Grief and the Music That Calms It


A few months ago, I wrote a post about my Dad, Alzheimer’s Disease, and music. It is six months later, and the disease has just about run its course in his life.

Yesterday, I drove down and spent some time with him and my two sisters. He was alone in his room at the nursing home when I arrived. I leaned gently over his bed, told him it was me, and asked how he was doing. There was no response that let me know that he recognized me. His voice is barely audible now, even from 6 inches away, so I barely could make out anything he said. But I could tell he was saying something about his shoulder hurting, then turned over and faced the wall.

Dad is almost 87 years old. I last saw him about a month ago. Then, he was pulling himself around in his wheel chair, following people around with his eyes, talking intelligibly at times, and eating reasonably well. Yesterday, he could not see, could not speak even as loud as a whisper, and had almost entirely stopped eating. His body has wasted away to the point that he is totally helpless, little more physically than a skin draped skeleton. He is under hospice care now, and all that can be done is to do whatever is possible to keep him as comfortable as we can.

In spite of almost daily reports from my sisters about his condition, I was not prepared for what I saw yesterday. And today the grief I feel is extremely heavy, even though I had considered myself as being prepared for any eventuality with him.

This morning, I had a heavy feeling inside that I had not yet named. A few minutes ago, it was as if I could sense my music calling. I took the cover off of my Yamaha S90ES keyboard, and with headphones on, my music and I went away for a few minutes. For some reason, the hymn In The Garden came to mind, and I played it several times with a grand piano setting. Then, as I could sense myself starting on a journey toward some place yet unknown, I changed to a setting that I sometimes use to evoke an almost ethereal mood. For several minutes, I played spontaneously. Then, suddenly, from the depths of some place I never thought I would have to go, tears came. They dripped on my hands as if somehow pushing the notes through the tips of my fingers. And behind the tears, came a sense of release – a sense that a pressure relief valve had been opened.
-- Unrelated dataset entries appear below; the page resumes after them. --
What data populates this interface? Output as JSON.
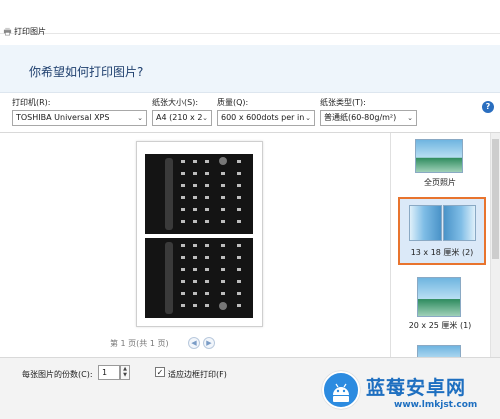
{
  "window": {
    "title": "打印图片"
  },
  "header": {
    "question": "你希望如何打印图片?"
  },
  "settings": {
    "printer_label": "打印机(R):",
    "printer_value": "TOSHIBA Universal XPS",
    "paper_size_label": "纸张大小(S):",
    "paper_size_value": "A4 (210 x 2",
    "quality_label": "质量(Q):",
    "quality_value": "600 x 600dots per in",
    "paper_type_label": "纸张类型(T):",
    "paper_type_value": "普通纸(60-80g/m²)",
    "help_icon": "?"
  },
  "preview": {
    "page_indicator": "第 1 页(共 1 页)"
  },
  "layouts": {
    "items": [
      {
        "label": "全页照片"
      },
      {
        "label": "13 x 18 厘米 (2)"
      },
      {
        "label": "20 x 25 厘米 (1)"
      }
    ],
    "selected": "13 x 18 厘米 (2)",
    "accent_color": "#e8742e"
  },
  "bottom": {
    "copies_label": "每张图片的份数(C):",
    "copies_value": "1",
    "fit_label": "适应边框打印(F)"
  },
  "watermark": {
    "title": "蓝莓安卓网",
    "url": "www.lmkjst.com"
  }
}
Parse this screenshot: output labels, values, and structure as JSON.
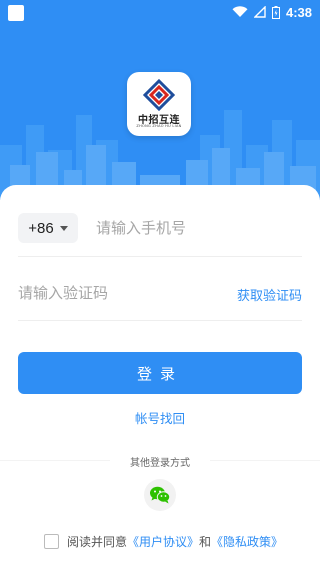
{
  "status_bar": {
    "time": "4:38",
    "icons": [
      "app-square-icon",
      "wifi-icon",
      "signal-icon",
      "battery-icon"
    ]
  },
  "logo": {
    "name": "中招互连",
    "subtitle": "ZHONG ZHAO HU LIAN"
  },
  "login_form": {
    "country_code": "+86",
    "phone_placeholder": "请输入手机号",
    "code_placeholder": "请输入验证码",
    "get_code_label": "获取验证码",
    "login_label": "登录",
    "forgot_account_label": "帐号找回"
  },
  "other_login": {
    "label": "其他登录方式",
    "methods": [
      "wechat-icon"
    ]
  },
  "agreement": {
    "prefix": "阅读并同意",
    "user_agreement": "《用户协议》",
    "conjunction": "和",
    "privacy_policy": "《隐私政策》",
    "checked": false
  },
  "colors": {
    "primary": "#2f8ef4",
    "wechat": "#2dc100"
  }
}
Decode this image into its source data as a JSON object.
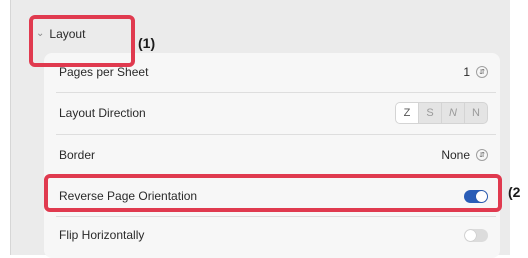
{
  "section": {
    "title": "Layout",
    "chevron_icon": "chevron-down-icon"
  },
  "rows": {
    "pages_per_sheet": {
      "label": "Pages per Sheet",
      "value": "1"
    },
    "layout_direction": {
      "label": "Layout Direction",
      "options": [
        "Z",
        "S",
        "N",
        "N"
      ]
    },
    "border": {
      "label": "Border",
      "value": "None"
    },
    "reverse_orientation": {
      "label": "Reverse Page Orientation",
      "state": "on"
    },
    "flip_horizontally": {
      "label": "Flip Horizontally",
      "state": "off"
    }
  },
  "callouts": {
    "one": "(1)",
    "two": "(2"
  },
  "colors": {
    "accent": "#2a5db7",
    "callout": "#e03a4f"
  }
}
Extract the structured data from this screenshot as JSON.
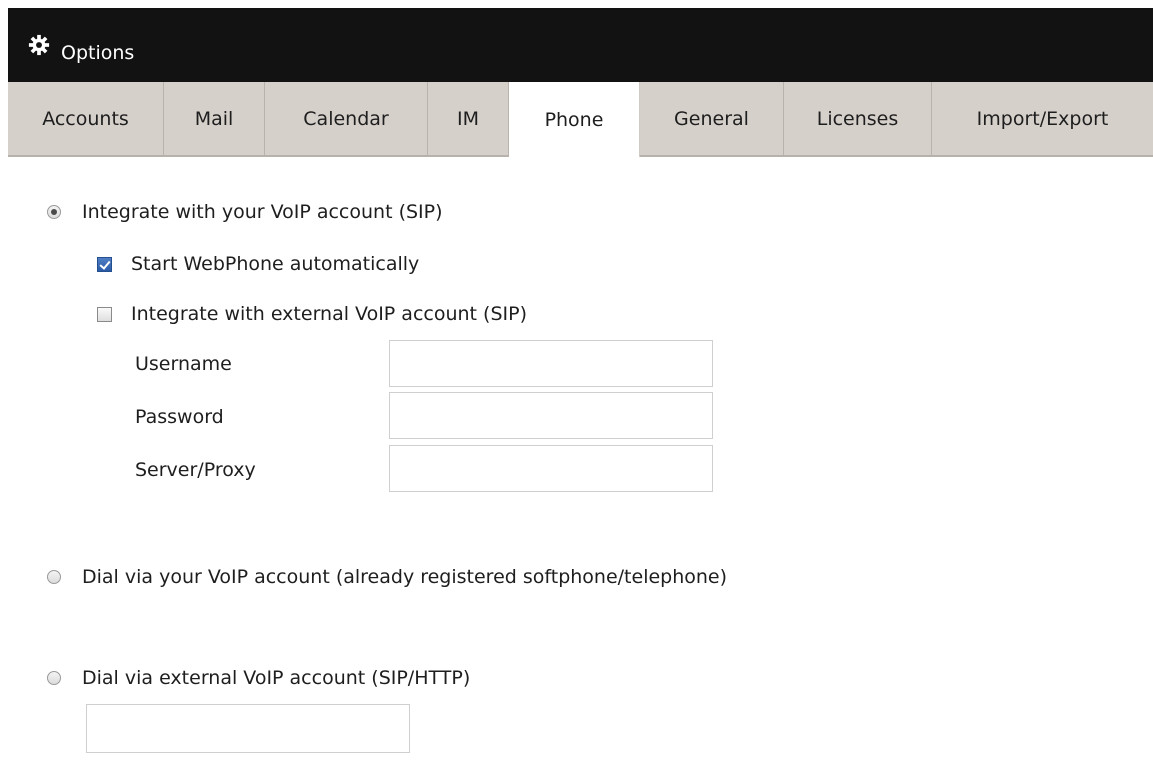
{
  "window": {
    "title": "Options",
    "icon": "gear-icon"
  },
  "tabs": [
    {
      "label": "Accounts",
      "active": false
    },
    {
      "label": "Mail",
      "active": false
    },
    {
      "label": "Calendar",
      "active": false
    },
    {
      "label": "IM",
      "active": false
    },
    {
      "label": "Phone",
      "active": true
    },
    {
      "label": "General",
      "active": false
    },
    {
      "label": "Licenses",
      "active": false
    },
    {
      "label": "Import/Export",
      "active": false
    }
  ],
  "phone": {
    "integrate_sip": {
      "label": "Integrate with your VoIP account (SIP)",
      "selected": true
    },
    "start_webphone": {
      "label": "Start WebPhone automatically",
      "checked": true
    },
    "external_sip": {
      "label": "Integrate with external VoIP account (SIP)",
      "checked": false
    },
    "fields": {
      "username": {
        "label": "Username",
        "value": ""
      },
      "password": {
        "label": "Password",
        "value": ""
      },
      "server": {
        "label": "Server/Proxy",
        "value": ""
      }
    },
    "dial_voip": {
      "label": "Dial via your VoIP account (already registered softphone/telephone)",
      "selected": false
    },
    "dial_external": {
      "label": "Dial via external VoIP account (SIP/HTTP)",
      "selected": false,
      "value": ""
    }
  },
  "colors": {
    "titlebar": "#121212",
    "tabbar": "#d6d0cb",
    "active_tab": "#ffffff",
    "checkbox_checked": "#2a5ba8"
  }
}
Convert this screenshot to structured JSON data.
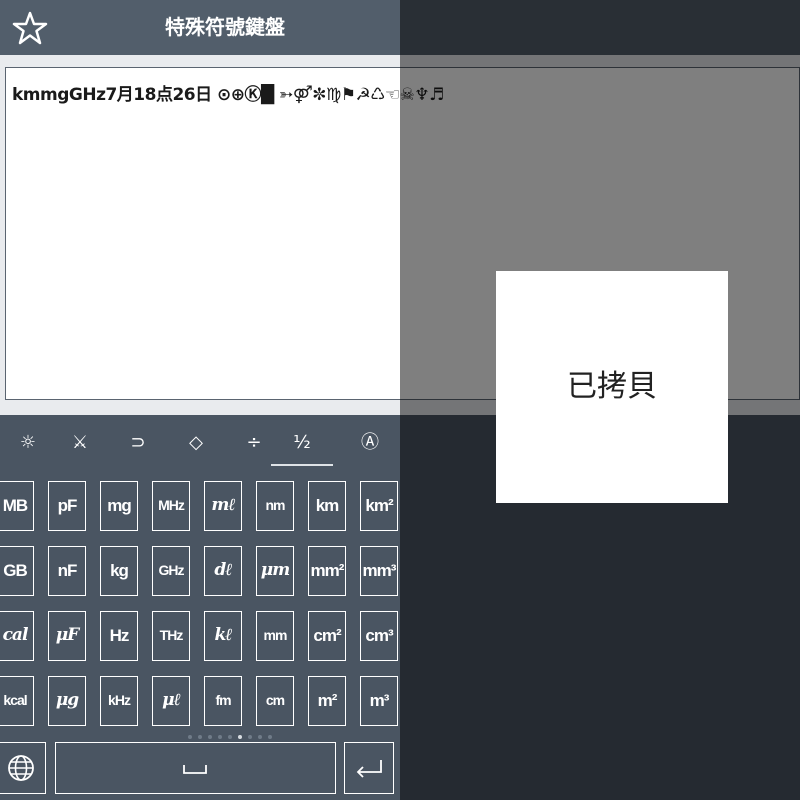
{
  "app": {
    "title": "特殊符號鍵盤"
  },
  "editor": {
    "text": "kmmgGHz7月18点26日 ⊙⊕Ⓚ█ ➳⚤✼♍⚑☭♺☜☠♆♬"
  },
  "tabs": [
    {
      "name": "tab-symbols",
      "glyph": "☼"
    },
    {
      "name": "tab-swords",
      "glyph": "⚔"
    },
    {
      "name": "tab-arrows",
      "glyph": "⊃"
    },
    {
      "name": "tab-shapes",
      "glyph": "◇"
    },
    {
      "name": "tab-math",
      "glyph": "÷"
    },
    {
      "name": "tab-units",
      "glyph": "½",
      "active": true
    },
    {
      "name": "tab-letters",
      "glyph": "Ⓐ"
    }
  ],
  "keys": [
    [
      "MB",
      "pF",
      "mg",
      "MHz",
      "mℓ",
      "nm",
      "km",
      "km²"
    ],
    [
      "GB",
      "nF",
      "kg",
      "GHz",
      "dℓ",
      "μm",
      "mm²",
      "mm³"
    ],
    [
      "cal",
      "μF",
      "Hz",
      "THz",
      "kℓ",
      "mm",
      "cm²",
      "cm³"
    ],
    [
      "kcal",
      "μg",
      "kHz",
      "μℓ",
      "fm",
      "cm",
      "m²",
      "m³"
    ]
  ],
  "bottom": {
    "globe": "🌐",
    "space": "⎵",
    "enter": "↵"
  },
  "toast": {
    "text": "已拷貝"
  },
  "colors": {
    "bar": "#525e6b",
    "keyboard": "#4a5562",
    "editor": "#ffffff"
  }
}
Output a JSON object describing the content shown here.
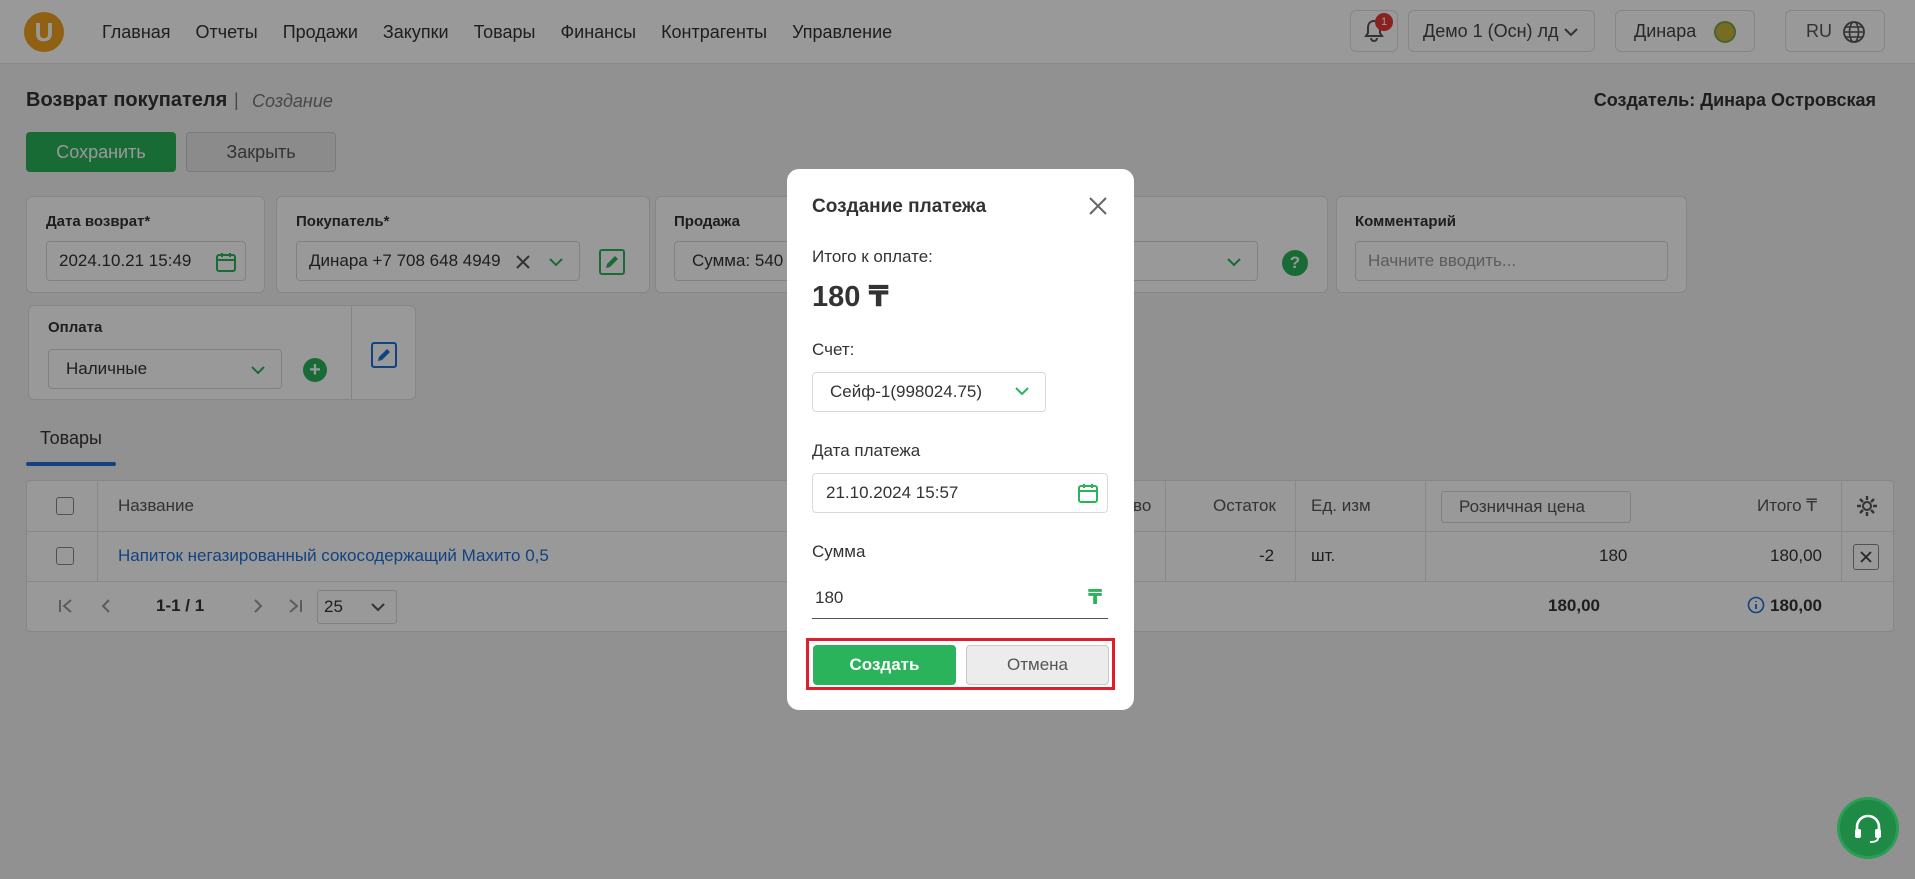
{
  "nav": {
    "logo": "U",
    "items": [
      "Главная",
      "Отчеты",
      "Продажи",
      "Закупки",
      "Товары",
      "Финансы",
      "Контрагенты",
      "Управление"
    ],
    "notifications_count": "1",
    "org": "Демо 1 (Осн) лд",
    "user": "Динара",
    "lang": "RU"
  },
  "page": {
    "title": "Возврат покупателя",
    "separator": "|",
    "subtitle": "Создание",
    "creator": "Создатель: Динара Островская",
    "save_label": "Сохранить",
    "close_label": "Закрыть"
  },
  "form": {
    "return_date_label": "Дата возврат*",
    "return_date_value": "2024.10.21 15:49",
    "buyer_label": "Покупатель*",
    "buyer_value": "Динара +7 708 648 4949",
    "sale_label": "Продажа",
    "sale_value": "Сумма: 540",
    "comment_label": "Комментарий",
    "comment_placeholder": "Начните вводить...",
    "payment_label": "Оплата",
    "payment_value": "Наличные"
  },
  "tabs": {
    "goods": "Товары"
  },
  "table": {
    "headers": {
      "name": "Название",
      "qty_partial": "во",
      "stock": "Остаток",
      "unit": "Ед. изм",
      "price_type": "Розничная цена",
      "total": "Итого ₸"
    },
    "rows": [
      {
        "name": "Напиток негазированный сокосодержащий Махито 0,5",
        "stock": "-2",
        "unit": "шт.",
        "price": "180",
        "total": "180,00"
      }
    ],
    "footer": {
      "pages": "1-1 / 1",
      "per_page": "25",
      "sum_price": "180,00",
      "sum_total": "180,00"
    }
  },
  "modal": {
    "title": "Создание платежа",
    "total_label": "Итого к оплате:",
    "total_value": "180 ₸",
    "account_label": "Счет:",
    "account_value": "Сейф-1(998024.75)",
    "date_label": "Дата платежа",
    "date_value": "21.10.2024 15:57",
    "sum_label": "Сумма",
    "sum_value": "180",
    "currency": "₸",
    "create_label": "Создать",
    "cancel_label": "Отмена"
  },
  "colors": {
    "accent_green": "#2bb35b",
    "link_blue": "#1e6fd9",
    "highlight_red": "#e01e2b"
  }
}
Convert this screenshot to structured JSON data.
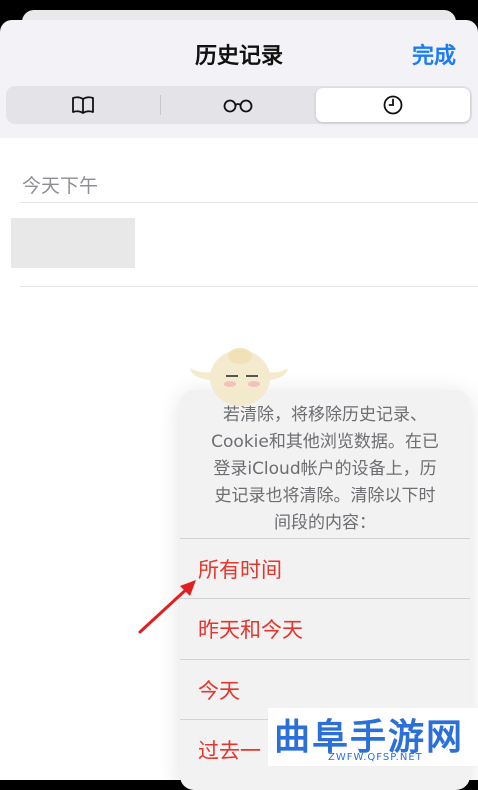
{
  "nav": {
    "title": "历史记录",
    "done": "完成"
  },
  "segments": [
    {
      "icon": "book-icon",
      "active": false
    },
    {
      "icon": "reading-glasses-icon",
      "active": false
    },
    {
      "icon": "clock-icon",
      "active": true
    }
  ],
  "history": {
    "section_header": "今天下午"
  },
  "clear_sheet": {
    "message_lines": [
      "若清除，将移除历史记录、",
      "Cookie和其他浏览数据。在已",
      "登录iCloud帐户的设备上，历",
      "史记录也将清除。清除以下时",
      "间段的内容："
    ],
    "options": [
      "所有时间",
      "昨天和今天",
      "今天",
      "过去一"
    ]
  },
  "watermark": {
    "logo": "曲阜手游网",
    "url": "ZWFW.QFSP.NET"
  },
  "colors": {
    "accent": "#1a7cf7",
    "destructive": "#e5352c",
    "watermark": "#2b6fd8"
  }
}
Music is a healer. In the same way that it can help Alzheimer’s patients, it can help those family members and friends who are struggling to deal with the horrible changes that the disease presents in their loved ones. And today, it helped me.